* [What you need to do] Starting from the first line below, count the lines carrying the string "files" and answer with the count by itself.

=== Begin Enclosure ===

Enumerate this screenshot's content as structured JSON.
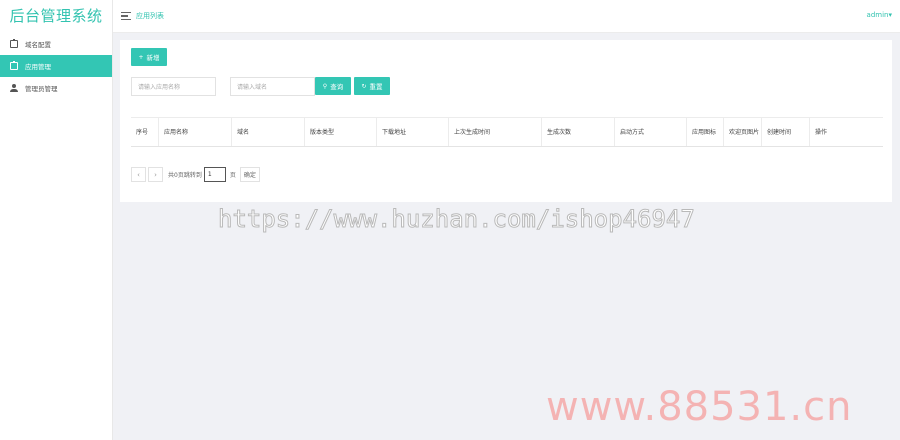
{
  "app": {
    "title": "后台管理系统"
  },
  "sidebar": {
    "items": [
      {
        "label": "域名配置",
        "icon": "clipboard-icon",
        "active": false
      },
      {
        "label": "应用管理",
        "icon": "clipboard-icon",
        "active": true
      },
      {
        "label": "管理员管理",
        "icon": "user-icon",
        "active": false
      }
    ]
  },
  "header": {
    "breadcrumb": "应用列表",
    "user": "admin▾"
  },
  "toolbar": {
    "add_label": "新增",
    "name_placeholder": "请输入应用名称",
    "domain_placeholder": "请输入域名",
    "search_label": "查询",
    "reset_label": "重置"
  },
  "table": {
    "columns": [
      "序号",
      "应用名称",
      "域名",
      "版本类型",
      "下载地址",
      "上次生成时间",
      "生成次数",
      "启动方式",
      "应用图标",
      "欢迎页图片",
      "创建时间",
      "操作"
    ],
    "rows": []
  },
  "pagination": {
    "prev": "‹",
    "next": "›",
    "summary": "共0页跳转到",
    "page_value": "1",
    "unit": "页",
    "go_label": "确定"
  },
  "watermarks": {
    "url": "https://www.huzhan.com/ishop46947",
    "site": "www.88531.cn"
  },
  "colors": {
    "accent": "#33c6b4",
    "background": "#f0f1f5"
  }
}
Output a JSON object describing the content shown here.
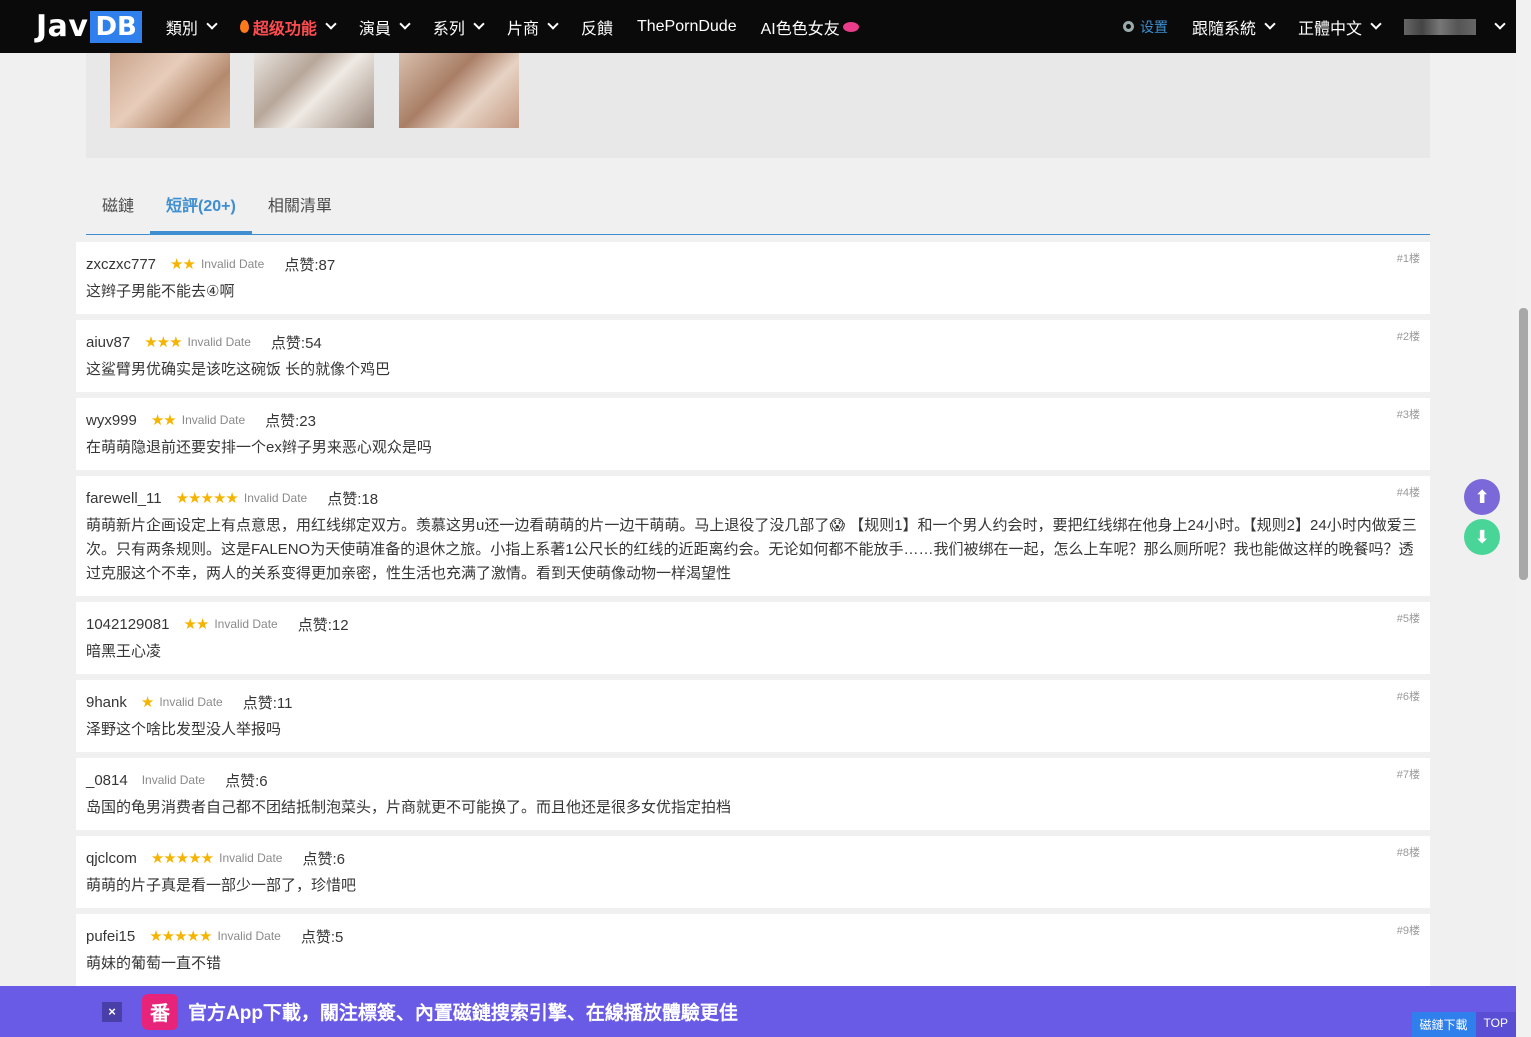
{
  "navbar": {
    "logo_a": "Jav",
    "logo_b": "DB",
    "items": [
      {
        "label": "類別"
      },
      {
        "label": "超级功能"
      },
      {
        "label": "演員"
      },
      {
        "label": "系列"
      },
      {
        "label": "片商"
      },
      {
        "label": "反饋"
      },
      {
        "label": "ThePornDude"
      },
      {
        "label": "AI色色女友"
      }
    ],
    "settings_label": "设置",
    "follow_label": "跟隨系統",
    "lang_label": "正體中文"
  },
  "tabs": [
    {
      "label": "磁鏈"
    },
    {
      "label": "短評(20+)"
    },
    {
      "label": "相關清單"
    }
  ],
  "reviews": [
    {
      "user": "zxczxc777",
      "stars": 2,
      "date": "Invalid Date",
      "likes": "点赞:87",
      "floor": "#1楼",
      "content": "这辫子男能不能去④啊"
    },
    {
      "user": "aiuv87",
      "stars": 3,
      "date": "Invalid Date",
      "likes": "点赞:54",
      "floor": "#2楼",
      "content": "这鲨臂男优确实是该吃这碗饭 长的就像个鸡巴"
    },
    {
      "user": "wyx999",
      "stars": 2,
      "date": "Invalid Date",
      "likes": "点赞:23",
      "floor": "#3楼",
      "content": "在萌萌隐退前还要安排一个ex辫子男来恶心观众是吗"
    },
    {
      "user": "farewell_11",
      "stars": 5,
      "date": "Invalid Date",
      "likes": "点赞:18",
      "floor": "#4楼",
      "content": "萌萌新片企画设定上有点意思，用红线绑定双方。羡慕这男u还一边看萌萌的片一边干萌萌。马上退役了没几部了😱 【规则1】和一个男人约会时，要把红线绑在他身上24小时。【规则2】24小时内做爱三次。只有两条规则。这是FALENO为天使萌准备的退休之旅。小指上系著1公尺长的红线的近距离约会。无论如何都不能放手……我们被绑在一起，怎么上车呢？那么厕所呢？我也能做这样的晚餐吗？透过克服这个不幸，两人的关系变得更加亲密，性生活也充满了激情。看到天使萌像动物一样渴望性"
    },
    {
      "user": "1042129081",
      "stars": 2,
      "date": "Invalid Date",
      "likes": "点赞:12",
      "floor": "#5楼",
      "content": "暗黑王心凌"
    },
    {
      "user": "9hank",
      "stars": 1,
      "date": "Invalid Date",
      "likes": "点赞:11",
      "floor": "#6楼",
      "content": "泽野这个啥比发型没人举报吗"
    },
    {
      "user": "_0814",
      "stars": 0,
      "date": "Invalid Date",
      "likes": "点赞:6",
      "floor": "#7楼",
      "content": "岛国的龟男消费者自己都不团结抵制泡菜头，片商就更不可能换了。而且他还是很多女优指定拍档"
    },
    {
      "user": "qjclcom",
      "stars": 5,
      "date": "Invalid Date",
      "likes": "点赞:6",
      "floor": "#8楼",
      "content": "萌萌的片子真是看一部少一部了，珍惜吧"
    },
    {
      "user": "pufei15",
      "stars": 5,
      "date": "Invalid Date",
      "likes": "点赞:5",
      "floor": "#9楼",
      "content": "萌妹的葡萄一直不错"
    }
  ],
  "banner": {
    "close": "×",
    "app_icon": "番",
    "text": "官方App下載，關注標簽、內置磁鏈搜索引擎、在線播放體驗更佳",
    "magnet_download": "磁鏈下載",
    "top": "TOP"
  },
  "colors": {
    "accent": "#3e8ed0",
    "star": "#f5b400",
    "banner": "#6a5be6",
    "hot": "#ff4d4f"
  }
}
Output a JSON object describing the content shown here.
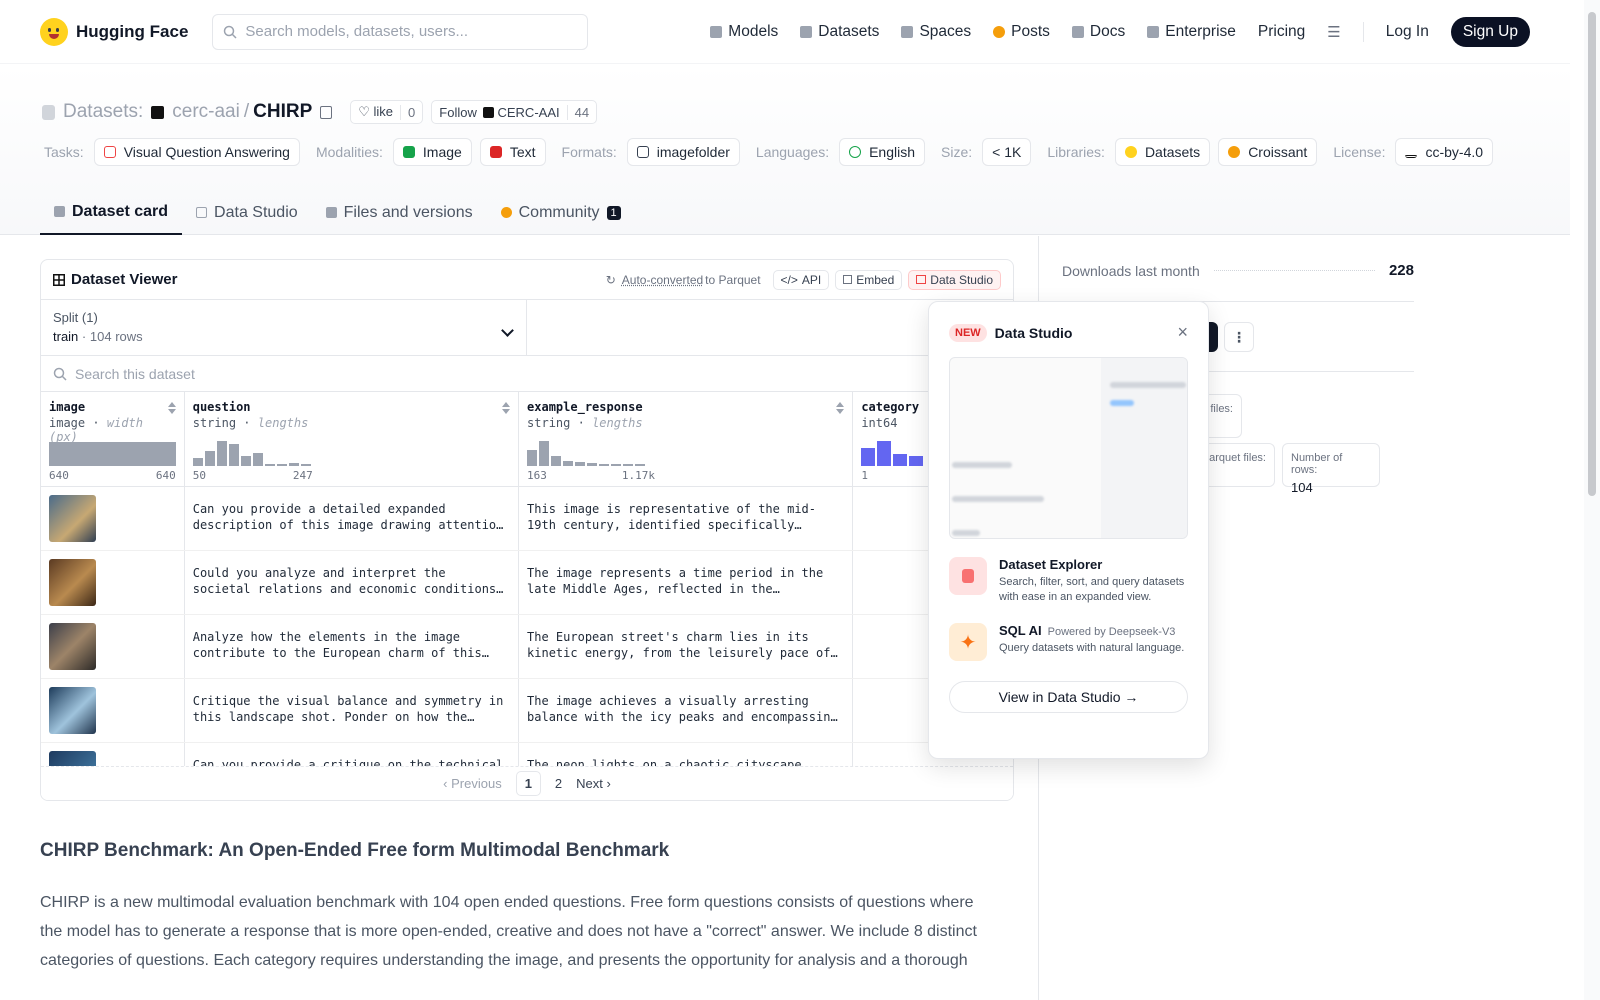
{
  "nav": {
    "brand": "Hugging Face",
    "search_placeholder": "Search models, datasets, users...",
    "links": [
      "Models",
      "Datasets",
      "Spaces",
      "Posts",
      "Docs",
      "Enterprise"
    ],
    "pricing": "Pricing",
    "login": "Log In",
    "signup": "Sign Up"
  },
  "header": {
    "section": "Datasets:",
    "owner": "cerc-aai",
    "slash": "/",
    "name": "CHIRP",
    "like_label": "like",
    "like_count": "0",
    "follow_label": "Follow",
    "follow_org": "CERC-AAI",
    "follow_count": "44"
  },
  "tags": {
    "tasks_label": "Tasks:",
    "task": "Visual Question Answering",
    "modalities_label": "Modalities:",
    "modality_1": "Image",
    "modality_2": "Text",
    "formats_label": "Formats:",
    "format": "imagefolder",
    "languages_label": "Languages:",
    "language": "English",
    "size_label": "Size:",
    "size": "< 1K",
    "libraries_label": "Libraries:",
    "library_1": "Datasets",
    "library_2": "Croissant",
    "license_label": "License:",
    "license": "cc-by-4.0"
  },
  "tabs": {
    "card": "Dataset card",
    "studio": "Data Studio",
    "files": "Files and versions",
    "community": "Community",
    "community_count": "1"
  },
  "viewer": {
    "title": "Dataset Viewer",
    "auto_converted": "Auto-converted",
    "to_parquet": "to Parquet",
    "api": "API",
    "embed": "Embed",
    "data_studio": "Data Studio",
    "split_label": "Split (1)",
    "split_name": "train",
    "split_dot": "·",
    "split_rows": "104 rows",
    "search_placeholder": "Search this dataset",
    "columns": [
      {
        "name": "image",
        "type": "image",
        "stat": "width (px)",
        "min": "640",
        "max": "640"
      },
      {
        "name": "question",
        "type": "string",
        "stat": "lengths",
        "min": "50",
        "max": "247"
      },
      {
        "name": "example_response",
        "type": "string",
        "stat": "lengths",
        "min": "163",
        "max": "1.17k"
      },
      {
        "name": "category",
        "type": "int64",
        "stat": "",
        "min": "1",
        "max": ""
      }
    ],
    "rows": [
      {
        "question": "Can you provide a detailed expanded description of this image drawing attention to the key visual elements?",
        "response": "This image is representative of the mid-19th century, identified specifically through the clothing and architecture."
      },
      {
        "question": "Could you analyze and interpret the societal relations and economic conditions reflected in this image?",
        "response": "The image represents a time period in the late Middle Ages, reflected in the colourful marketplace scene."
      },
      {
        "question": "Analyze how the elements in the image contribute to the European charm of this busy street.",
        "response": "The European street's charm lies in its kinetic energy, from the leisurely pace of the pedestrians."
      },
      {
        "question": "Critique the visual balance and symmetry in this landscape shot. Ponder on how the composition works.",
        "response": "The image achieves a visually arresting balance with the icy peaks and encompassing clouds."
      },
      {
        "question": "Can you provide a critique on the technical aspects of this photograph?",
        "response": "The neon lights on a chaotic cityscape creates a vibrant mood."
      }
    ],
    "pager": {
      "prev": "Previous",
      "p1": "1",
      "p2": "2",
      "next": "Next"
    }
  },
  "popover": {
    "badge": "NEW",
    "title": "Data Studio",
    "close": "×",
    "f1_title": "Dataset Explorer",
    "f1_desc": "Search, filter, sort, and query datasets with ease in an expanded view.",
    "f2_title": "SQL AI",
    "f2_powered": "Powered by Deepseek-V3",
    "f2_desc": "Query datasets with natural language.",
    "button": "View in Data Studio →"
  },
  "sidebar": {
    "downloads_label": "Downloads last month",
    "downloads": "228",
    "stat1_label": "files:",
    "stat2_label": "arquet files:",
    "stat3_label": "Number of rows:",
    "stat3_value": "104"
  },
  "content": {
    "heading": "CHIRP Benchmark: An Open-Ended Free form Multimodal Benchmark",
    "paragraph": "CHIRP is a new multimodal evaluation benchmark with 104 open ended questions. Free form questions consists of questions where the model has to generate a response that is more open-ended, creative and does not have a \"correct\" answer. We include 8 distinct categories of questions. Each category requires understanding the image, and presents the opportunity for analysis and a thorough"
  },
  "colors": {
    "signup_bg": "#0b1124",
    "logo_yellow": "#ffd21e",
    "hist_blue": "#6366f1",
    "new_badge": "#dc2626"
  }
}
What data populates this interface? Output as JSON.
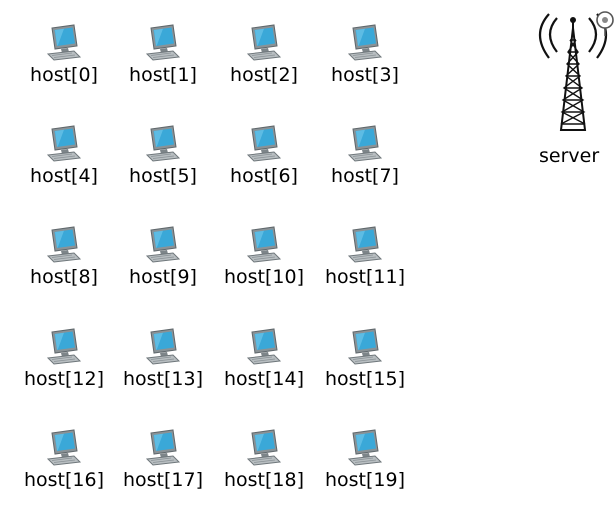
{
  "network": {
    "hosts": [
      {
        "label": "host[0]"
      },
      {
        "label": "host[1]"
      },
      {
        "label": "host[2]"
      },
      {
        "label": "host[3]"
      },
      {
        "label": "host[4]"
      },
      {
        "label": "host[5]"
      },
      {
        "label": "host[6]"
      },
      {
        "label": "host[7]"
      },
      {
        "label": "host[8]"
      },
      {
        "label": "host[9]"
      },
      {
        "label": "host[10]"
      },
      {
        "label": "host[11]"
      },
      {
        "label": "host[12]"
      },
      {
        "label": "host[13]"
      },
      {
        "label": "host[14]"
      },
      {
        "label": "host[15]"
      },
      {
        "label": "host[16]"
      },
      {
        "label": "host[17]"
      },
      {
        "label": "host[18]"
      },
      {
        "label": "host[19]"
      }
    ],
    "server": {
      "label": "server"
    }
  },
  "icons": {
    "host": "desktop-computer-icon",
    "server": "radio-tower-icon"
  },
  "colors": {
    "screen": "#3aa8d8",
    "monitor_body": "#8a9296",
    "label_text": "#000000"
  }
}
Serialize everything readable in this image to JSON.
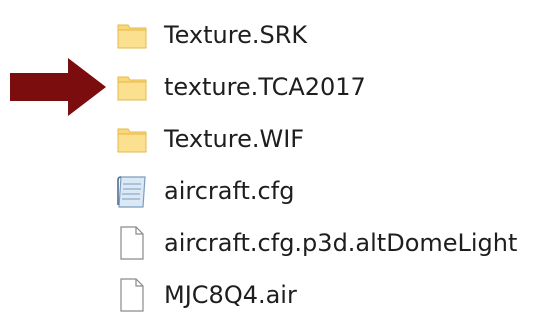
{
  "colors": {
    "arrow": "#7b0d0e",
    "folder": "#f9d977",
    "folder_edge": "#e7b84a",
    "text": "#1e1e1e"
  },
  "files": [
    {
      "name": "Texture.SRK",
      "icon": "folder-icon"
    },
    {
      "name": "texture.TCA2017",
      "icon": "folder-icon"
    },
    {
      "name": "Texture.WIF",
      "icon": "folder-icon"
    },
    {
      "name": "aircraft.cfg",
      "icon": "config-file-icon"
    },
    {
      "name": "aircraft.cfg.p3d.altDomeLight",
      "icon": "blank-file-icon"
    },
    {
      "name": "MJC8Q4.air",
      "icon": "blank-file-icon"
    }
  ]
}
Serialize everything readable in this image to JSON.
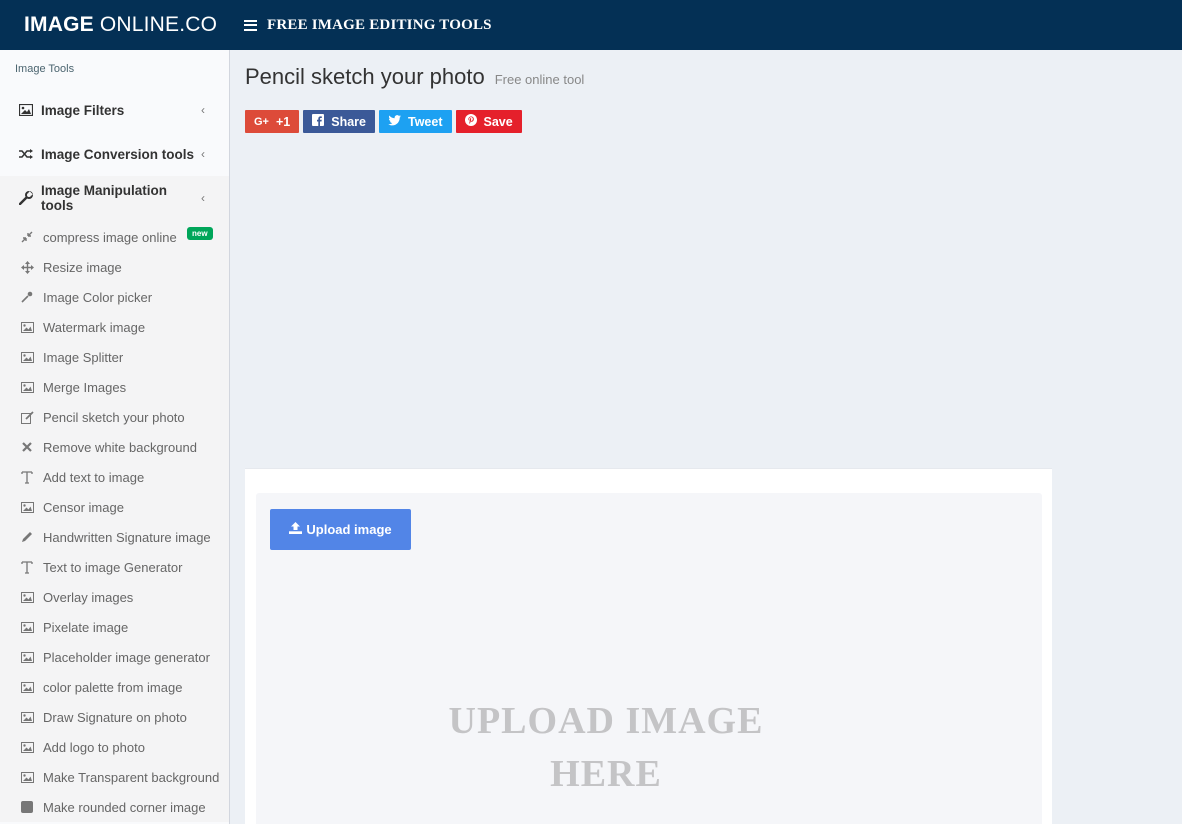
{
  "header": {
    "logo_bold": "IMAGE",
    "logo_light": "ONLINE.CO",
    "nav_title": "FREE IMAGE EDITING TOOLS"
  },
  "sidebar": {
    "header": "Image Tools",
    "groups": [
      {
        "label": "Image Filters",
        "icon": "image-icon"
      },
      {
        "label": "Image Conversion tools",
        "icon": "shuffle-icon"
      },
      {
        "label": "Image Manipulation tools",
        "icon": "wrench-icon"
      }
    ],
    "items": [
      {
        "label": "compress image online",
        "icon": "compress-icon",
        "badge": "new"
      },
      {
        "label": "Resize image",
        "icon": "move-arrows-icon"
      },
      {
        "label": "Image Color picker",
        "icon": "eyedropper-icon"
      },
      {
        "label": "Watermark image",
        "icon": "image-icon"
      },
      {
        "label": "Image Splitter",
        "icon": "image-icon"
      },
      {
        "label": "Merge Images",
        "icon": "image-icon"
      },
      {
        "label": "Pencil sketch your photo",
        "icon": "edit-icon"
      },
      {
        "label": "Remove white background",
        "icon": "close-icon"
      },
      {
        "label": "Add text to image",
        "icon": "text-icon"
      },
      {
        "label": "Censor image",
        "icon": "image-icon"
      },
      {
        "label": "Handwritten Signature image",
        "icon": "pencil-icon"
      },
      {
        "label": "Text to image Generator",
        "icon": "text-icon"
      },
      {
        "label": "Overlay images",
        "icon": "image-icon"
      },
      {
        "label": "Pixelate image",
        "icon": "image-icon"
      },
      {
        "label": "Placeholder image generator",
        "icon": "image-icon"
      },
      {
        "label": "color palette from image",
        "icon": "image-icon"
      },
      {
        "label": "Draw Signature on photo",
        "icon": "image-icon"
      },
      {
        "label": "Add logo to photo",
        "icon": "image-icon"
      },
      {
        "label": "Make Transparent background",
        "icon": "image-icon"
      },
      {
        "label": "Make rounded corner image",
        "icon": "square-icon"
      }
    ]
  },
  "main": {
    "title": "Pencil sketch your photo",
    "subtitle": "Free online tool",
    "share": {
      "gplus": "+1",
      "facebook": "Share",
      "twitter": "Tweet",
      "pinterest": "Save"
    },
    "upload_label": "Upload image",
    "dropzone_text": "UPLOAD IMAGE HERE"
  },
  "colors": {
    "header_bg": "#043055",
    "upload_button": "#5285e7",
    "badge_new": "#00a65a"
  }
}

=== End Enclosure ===

* [Worked solution] 4